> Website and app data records
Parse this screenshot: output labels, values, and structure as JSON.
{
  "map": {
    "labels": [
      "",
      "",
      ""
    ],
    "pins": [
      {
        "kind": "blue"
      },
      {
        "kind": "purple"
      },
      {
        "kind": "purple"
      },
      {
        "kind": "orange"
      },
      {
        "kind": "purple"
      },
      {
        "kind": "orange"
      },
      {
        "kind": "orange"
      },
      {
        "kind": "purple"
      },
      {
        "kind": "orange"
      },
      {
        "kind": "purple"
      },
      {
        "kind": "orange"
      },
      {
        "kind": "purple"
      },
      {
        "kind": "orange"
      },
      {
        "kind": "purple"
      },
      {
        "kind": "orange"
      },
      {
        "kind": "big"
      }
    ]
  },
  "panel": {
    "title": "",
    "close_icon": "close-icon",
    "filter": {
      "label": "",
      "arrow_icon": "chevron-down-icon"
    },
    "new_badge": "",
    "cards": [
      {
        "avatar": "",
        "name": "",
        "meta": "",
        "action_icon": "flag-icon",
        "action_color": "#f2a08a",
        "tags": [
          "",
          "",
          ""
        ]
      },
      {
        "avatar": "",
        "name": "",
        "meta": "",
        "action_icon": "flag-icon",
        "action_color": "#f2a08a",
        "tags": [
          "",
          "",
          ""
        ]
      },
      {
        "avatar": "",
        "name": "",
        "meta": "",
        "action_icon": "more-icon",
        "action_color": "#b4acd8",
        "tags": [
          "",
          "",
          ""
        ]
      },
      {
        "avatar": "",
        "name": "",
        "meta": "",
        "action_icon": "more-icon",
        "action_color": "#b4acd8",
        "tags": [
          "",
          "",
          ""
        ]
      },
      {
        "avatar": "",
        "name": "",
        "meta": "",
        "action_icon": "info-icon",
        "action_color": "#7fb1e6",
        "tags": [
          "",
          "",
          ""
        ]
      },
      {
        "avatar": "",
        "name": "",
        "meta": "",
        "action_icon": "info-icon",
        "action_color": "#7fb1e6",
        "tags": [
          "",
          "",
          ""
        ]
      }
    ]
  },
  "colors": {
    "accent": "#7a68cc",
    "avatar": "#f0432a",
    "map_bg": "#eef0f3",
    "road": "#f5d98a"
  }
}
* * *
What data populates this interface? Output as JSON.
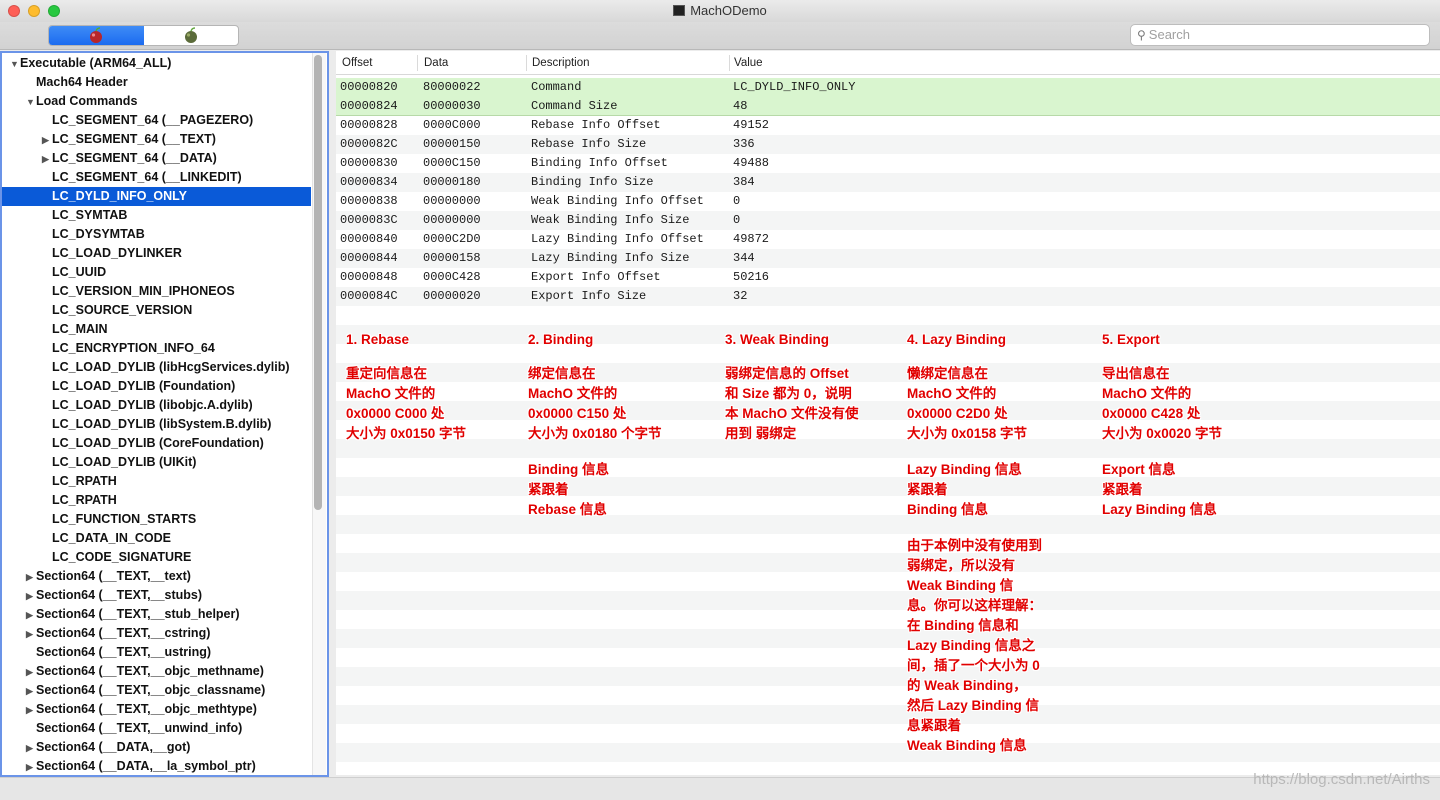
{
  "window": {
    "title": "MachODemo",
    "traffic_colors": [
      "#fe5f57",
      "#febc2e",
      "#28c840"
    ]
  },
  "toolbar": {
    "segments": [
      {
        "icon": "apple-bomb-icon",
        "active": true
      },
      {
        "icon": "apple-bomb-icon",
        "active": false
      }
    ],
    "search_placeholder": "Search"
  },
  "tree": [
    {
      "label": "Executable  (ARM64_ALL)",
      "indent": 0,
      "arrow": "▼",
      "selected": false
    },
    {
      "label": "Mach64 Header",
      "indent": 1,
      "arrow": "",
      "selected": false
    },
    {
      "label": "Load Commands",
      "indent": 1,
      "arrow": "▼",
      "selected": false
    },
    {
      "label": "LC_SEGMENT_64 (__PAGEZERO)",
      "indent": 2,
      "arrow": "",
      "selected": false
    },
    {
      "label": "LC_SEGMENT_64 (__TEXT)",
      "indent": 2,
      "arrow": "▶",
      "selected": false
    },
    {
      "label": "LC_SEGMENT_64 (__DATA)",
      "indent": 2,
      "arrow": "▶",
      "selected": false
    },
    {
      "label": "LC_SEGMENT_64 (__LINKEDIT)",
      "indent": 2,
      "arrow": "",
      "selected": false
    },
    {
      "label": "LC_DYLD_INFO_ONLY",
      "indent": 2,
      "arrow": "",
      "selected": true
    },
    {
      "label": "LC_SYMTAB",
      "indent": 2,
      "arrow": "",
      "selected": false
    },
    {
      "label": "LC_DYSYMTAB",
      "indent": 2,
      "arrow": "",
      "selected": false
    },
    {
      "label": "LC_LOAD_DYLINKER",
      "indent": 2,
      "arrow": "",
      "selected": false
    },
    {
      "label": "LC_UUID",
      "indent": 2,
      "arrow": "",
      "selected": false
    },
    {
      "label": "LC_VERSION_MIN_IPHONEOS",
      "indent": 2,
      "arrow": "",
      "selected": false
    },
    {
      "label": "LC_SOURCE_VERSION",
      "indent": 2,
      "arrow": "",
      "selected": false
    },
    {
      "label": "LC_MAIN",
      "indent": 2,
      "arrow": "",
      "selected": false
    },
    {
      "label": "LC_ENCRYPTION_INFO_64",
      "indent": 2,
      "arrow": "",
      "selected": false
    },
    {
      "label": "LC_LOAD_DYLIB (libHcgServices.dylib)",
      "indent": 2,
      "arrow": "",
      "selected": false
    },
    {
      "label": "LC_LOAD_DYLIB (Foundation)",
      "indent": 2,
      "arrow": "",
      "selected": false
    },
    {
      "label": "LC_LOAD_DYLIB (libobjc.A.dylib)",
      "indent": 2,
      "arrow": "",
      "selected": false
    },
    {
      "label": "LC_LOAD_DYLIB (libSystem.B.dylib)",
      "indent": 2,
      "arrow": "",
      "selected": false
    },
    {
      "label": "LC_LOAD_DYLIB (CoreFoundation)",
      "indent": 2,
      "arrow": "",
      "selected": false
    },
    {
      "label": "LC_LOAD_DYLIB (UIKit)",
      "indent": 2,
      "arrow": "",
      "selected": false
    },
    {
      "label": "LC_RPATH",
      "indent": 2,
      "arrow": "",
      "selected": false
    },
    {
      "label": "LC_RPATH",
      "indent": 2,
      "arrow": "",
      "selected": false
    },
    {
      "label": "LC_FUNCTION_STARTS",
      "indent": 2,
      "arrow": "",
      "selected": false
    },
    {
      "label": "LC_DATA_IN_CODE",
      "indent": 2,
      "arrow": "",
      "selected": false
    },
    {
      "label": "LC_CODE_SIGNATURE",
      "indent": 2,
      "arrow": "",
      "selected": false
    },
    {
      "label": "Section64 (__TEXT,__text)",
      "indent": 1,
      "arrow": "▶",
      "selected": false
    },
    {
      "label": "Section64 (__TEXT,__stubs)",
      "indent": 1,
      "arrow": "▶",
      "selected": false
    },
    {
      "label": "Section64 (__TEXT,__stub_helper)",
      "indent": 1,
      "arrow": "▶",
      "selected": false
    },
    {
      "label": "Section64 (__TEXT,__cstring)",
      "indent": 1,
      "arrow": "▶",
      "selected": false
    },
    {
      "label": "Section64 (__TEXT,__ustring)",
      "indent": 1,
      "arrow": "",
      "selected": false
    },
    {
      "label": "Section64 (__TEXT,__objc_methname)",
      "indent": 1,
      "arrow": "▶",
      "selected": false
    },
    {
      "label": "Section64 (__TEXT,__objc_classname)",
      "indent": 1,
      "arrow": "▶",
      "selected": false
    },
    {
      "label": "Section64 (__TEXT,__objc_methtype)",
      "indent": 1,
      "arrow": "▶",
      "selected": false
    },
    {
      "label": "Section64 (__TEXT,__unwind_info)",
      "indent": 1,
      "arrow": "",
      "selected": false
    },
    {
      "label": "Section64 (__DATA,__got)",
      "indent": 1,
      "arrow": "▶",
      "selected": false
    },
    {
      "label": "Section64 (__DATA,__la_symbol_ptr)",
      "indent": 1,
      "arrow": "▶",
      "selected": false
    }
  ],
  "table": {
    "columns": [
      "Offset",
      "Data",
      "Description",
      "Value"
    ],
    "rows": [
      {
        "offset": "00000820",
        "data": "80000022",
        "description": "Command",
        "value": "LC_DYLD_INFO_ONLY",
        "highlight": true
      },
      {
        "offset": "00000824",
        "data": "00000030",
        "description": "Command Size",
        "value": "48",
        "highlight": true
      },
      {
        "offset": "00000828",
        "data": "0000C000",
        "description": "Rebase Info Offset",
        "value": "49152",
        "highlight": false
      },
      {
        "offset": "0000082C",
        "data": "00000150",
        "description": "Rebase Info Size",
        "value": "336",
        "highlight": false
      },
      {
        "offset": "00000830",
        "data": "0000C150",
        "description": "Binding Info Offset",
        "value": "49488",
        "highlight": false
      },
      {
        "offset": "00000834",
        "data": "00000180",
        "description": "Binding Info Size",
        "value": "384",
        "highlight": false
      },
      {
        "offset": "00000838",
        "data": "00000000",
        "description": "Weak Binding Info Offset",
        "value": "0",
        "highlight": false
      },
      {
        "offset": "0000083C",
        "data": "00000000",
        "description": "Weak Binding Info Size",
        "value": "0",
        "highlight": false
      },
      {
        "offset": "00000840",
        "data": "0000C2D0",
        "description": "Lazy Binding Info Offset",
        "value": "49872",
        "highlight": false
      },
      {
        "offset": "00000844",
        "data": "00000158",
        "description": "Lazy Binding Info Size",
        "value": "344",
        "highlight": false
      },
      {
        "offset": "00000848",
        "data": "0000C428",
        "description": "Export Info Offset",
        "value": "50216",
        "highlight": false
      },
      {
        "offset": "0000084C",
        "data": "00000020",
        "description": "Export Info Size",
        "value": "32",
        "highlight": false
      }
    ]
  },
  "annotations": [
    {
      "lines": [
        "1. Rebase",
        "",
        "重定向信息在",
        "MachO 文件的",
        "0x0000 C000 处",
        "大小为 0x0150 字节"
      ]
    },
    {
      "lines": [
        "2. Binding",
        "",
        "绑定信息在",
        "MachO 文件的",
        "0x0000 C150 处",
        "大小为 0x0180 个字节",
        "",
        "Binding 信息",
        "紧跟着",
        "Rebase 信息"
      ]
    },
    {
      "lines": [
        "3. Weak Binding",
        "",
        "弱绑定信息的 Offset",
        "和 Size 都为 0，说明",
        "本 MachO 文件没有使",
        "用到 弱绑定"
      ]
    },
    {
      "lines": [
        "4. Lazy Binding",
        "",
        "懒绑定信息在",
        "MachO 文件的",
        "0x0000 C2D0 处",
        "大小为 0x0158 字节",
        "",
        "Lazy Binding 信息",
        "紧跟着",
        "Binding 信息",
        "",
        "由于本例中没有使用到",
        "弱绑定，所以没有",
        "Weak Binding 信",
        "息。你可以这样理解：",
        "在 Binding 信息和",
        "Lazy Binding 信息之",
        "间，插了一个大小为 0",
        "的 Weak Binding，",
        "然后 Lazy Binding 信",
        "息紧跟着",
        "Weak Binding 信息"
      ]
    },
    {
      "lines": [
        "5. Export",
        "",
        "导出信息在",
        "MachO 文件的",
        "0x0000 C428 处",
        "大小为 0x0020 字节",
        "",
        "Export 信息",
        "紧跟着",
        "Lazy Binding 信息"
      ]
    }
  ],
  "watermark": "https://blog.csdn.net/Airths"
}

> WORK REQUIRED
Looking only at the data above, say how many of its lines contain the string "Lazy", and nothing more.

> SOLUTION TO THE EXERCISE
7